To complement the facts in my bio, here I describe more subject aspects of the experience I have gained and how I apply it to solving accessibility problems.
My career in technology has been interesting because I have very little training in technology development. My academic background is in music, psychology, and education, whereas computer skills were a hobby. The emergence of the web, which aimed to democratize accessing and publishing content, allowed me to combine basic technical skills with user requirements knowledge from my work with students with disabilities. While I am not an engineer able to develop products or solutions from scratch, I have a good ability to understand the technical aspects of a design and correlate them with impact on user requirements. I am also good at spotting technical inconsistencies and errors, and providing quality assurance.
Early work focused on identifying technical approaches to making web content accessible, and determining ways to test for the presence or absence of accessibility features in content. I engaged with people with many kinds of disabilities, and gained a broad understanding of the ways technology can enhance peoples’ lives, as well as how it can create barriers. I have applied this understanding to creation of accessibility guidelines and guidance and engagement on accessibility features of dozens of W3C technologies.
Working with groups of people to develop content is a major aspect of W3C process. In addition to my own contributions to the content, I focused on enabling other people to make their best contributions. This involves providing technical and process support, facilitating communication, and sometimes helping to clarify unrecognized technical misunderstandings. I also identified participants with potential to grow in their roles and provided opportunities to support this. I am proud to have been involved in the emergence of leaders in our work and in positive career opportunities for many people.
These experiences have gained for me a large number of skills across a range of activities. In addition to those, my unique value is my semantic, networked way of thinking. I find that I store information easily by richly relating it to other information, giving me multiple paths for retrieval. These rich connections are also the foundations of insights arising from noticing non-obvious relationships. I do this best in “deep dives” in which I explore a topic in depth and then bring observations from this into the next stage of work.

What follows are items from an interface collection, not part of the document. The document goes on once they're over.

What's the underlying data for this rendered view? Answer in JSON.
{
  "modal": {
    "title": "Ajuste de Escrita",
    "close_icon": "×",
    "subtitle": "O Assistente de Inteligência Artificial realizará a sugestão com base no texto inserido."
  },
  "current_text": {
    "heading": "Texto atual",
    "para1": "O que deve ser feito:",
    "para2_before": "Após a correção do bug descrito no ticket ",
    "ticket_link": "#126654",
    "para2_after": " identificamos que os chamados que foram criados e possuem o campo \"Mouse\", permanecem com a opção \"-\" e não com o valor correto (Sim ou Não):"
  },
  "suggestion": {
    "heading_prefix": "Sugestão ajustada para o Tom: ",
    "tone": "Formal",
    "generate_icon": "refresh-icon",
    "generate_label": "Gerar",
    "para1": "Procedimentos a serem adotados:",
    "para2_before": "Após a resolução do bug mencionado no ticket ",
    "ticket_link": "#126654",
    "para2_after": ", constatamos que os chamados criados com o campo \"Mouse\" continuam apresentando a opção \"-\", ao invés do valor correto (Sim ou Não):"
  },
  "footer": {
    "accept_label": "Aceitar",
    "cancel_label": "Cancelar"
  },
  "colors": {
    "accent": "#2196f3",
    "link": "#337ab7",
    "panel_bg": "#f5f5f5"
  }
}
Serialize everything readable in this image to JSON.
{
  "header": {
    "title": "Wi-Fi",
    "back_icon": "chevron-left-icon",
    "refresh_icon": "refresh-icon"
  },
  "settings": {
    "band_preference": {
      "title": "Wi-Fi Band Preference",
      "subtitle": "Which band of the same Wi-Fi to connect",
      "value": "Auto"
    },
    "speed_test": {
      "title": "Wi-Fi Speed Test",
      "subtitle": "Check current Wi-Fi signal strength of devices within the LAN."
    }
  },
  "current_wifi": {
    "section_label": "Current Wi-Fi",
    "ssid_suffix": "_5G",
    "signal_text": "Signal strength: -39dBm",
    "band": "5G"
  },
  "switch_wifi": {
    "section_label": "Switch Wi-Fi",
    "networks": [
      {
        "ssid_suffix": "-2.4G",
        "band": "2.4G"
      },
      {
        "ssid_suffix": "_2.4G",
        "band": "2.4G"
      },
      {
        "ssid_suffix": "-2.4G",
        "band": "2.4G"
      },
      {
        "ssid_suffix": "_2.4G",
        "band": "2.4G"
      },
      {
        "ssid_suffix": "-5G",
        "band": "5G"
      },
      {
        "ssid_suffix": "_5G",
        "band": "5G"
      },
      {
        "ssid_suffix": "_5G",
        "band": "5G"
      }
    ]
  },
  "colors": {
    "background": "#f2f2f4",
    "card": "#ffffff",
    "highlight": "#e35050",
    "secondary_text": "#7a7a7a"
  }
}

For the next stage of my career, I plan to use these experiences and capabilities in a strategy or innovation role focusing on creating accessibility solutions in a world-focused manner.